British Parliamentary Committee: Celebrities Get Too Many Honors (Report)
LONDON - A report from a British parliamentary committee says too many celebrities and politicians tend to get honored by the Queen when she bestows such titles as knight and dame twice a year.
The Public Administration Select Committee called for a rise in honors for volunteers in the community, the BBC reported. Its report suggested an independent honors commission that would reduce political influence on the process. It called for longer explanations of why someone has been given an honor, for example.
"No-one should be honored for simply "doing the day job," no matter what that job is," the committee, led by chairman and conservative member of parliament Bernard Jenkin, said.
The honors lists focus on "people from all walks of life and all sections of society who have made a difference to their community," according to a British government web site.
The British government though denied political influence and the dominance of officials and celebrities, according to the BBC. The Cabinet Office said 72 percent of people on the last honors list were people who were involved in charitable or voluntary work.
Kate Winslet, Kenneth Branagh, Take That's Gary Barlow and Josh Berger, president and managing director of Warner Bros.
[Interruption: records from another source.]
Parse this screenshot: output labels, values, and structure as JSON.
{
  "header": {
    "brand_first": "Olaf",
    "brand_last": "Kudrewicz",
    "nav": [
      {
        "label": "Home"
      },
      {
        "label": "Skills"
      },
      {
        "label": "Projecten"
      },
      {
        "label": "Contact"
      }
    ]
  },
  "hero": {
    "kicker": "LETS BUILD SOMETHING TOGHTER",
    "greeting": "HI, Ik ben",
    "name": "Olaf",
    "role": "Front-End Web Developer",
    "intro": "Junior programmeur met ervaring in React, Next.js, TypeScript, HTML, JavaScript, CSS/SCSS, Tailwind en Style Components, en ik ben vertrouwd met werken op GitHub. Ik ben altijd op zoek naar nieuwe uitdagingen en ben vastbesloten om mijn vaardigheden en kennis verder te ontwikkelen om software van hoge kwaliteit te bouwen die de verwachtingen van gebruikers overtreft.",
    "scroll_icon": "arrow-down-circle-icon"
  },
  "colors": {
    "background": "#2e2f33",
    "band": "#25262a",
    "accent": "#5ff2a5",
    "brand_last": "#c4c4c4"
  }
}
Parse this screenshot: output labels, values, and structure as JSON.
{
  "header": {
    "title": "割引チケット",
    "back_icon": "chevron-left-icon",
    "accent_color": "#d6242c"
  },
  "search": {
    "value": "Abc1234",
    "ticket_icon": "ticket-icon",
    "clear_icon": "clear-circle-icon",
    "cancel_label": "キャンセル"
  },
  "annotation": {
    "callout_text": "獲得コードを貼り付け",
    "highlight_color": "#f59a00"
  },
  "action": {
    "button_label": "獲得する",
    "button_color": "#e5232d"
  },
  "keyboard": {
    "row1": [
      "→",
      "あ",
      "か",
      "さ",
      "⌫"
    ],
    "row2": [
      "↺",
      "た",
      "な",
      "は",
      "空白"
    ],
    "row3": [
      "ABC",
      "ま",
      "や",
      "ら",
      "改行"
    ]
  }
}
Entertainment U.K., were among the big entertainment industry names making Queen Elizabeth II's latest honors list mid-year.
"The British honors system is one of the oldest in the world. It has evolved over 650 years as the country has found alternative means of recognizing merit, gallantry and service," according to the government web site.